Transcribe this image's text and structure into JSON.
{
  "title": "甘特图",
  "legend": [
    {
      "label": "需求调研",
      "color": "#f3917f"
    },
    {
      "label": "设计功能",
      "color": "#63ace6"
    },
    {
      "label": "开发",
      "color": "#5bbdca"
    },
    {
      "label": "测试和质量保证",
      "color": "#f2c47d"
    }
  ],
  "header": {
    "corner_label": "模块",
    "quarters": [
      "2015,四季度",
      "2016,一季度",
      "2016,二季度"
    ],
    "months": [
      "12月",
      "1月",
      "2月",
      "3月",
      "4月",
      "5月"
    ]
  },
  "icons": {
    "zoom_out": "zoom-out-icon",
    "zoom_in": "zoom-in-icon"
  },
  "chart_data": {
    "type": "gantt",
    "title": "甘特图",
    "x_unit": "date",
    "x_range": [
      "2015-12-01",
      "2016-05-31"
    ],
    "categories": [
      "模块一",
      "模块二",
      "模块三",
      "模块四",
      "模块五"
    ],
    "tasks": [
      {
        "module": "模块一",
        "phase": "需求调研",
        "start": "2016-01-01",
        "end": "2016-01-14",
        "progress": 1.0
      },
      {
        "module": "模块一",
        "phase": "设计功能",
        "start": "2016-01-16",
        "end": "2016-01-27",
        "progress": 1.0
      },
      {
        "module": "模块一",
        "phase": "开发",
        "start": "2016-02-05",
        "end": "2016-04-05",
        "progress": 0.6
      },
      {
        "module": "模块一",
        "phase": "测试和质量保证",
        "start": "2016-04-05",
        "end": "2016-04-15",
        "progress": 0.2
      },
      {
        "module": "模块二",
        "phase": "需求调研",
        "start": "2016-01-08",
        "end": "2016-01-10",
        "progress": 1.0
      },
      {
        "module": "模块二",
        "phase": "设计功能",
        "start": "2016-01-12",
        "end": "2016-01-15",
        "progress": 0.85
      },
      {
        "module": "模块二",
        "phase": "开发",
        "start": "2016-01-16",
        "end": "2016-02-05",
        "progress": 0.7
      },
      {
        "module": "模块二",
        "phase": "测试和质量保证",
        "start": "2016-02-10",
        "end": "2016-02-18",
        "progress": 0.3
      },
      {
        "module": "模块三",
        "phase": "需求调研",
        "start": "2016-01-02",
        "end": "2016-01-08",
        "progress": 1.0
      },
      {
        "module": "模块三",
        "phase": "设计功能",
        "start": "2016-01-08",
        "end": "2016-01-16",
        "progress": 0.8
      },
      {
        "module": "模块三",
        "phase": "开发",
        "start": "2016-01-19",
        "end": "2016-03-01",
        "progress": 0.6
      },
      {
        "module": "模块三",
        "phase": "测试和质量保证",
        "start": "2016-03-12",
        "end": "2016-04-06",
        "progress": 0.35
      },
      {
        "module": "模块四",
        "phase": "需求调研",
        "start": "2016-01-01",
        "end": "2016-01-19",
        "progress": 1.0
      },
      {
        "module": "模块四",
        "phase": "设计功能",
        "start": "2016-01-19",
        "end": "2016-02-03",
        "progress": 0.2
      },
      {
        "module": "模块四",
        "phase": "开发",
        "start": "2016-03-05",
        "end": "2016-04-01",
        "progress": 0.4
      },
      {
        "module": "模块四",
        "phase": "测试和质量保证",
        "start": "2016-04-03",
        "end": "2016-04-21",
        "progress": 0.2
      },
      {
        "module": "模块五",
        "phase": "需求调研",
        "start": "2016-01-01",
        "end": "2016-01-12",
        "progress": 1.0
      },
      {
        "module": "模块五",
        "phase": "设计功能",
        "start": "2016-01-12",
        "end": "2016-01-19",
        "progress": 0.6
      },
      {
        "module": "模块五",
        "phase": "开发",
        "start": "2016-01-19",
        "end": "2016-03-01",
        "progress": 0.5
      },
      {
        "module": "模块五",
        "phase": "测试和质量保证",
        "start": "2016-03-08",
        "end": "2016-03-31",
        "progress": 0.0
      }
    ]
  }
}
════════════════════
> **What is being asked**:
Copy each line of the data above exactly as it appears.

> **Written solution**:
Transcribe this image's text and structure into JSON.
{
  "title": "甘特图",
  "legend": [
    {
      "label": "需求调研",
      "color": "#f3917f"
    },
    {
      "label": "设计功能",
      "color": "#63ace6"
    },
    {
      "label": "开发",
      "color": "#5bbdca"
    },
    {
      "label": "测试和质量保证",
      "color": "#f2c47d"
    }
  ],
  "header": {
    "corner_label": "模块",
    "quarters": [
      "2015,四季度",
      "2016,一季度",
      "2016,二季度"
    ],
    "months": [
      "12月",
      "1月",
      "2月",
      "3月",
      "4月",
      "5月"
    ]
  },
  "icons": {
    "zoom_out": "zoom-out-icon",
    "zoom_in": "zoom-in-icon"
  },
  "chart_data": {
    "type": "gantt",
    "title": "甘特图",
    "x_unit": "date",
    "x_range": [
      "2015-12-01",
      "2016-05-31"
    ],
    "categories": [
      "模块一",
      "模块二",
      "模块三",
      "模块四",
      "模块五"
    ],
    "tasks": [
      {
        "module": "模块一",
        "phase": "需求调研",
        "start": "2016-01-01",
        "end": "2016-01-14",
        "progress": 1.0
      },
      {
        "module": "模块一",
        "phase": "设计功能",
        "start": "2016-01-16",
        "end": "2016-01-27",
        "progress": 1.0
      },
      {
        "module": "模块一",
        "phase": "开发",
        "start": "2016-02-05",
        "end": "2016-04-05",
        "progress": 0.6
      },
      {
        "module": "模块一",
        "phase": "测试和质量保证",
        "start": "2016-04-05",
        "end": "2016-04-15",
        "progress": 0.2
      },
      {
        "module": "模块二",
        "phase": "需求调研",
        "start": "2016-01-08",
        "end": "2016-01-10",
        "progress": 1.0
      },
      {
        "module": "模块二",
        "phase": "设计功能",
        "start": "2016-01-12",
        "end": "2016-01-15",
        "progress": 0.85
      },
      {
        "module": "模块二",
        "phase": "开发",
        "start": "2016-01-16",
        "end": "2016-02-05",
        "progress": 0.7
      },
      {
        "module": "模块二",
        "phase": "测试和质量保证",
        "start": "2016-02-10",
        "end": "2016-02-18",
        "progress": 0.3
      },
      {
        "module": "模块三",
        "phase": "需求调研",
        "start": "2016-01-02",
        "end": "2016-01-08",
        "progress": 1.0
      },
      {
        "module": "模块三",
        "phase": "设计功能",
        "start": "2016-01-08",
        "end": "2016-01-16",
        "progress": 0.8
      },
      {
        "module": "模块三",
        "phase": "开发",
        "start": "2016-01-19",
        "end": "2016-03-01",
        "progress": 0.6
      },
      {
        "module": "模块三",
        "phase": "测试和质量保证",
        "start": "2016-03-12",
        "end": "2016-04-06",
        "progress": 0.35
      },
      {
        "module": "模块四",
        "phase": "需求调研",
        "start": "2016-01-01",
        "end": "2016-01-19",
        "progress": 1.0
      },
      {
        "module": "模块四",
        "phase": "设计功能",
        "start": "2016-01-19",
        "end": "2016-02-03",
        "progress": 0.2
      },
      {
        "module": "模块四",
        "phase": "开发",
        "start": "2016-03-05",
        "end": "2016-04-01",
        "progress": 0.4
      },
      {
        "module": "模块四",
        "phase": "测试和质量保证",
        "start": "2016-04-03",
        "end": "2016-04-21",
        "progress": 0.2
      },
      {
        "module": "模块五",
        "phase": "需求调研",
        "start": "2016-01-01",
        "end": "2016-01-12",
        "progress": 1.0
      },
      {
        "module": "模块五",
        "phase": "设计功能",
        "start": "2016-01-12",
        "end": "2016-01-19",
        "progress": 0.6
      },
      {
        "module": "模块五",
        "phase": "开发",
        "start": "2016-01-19",
        "end": "2016-03-01",
        "progress": 0.5
      },
      {
        "module": "模块五",
        "phase": "测试和质量保证",
        "start": "2016-03-08",
        "end": "2016-03-31",
        "progress": 0.0
      }
    ]
  }
}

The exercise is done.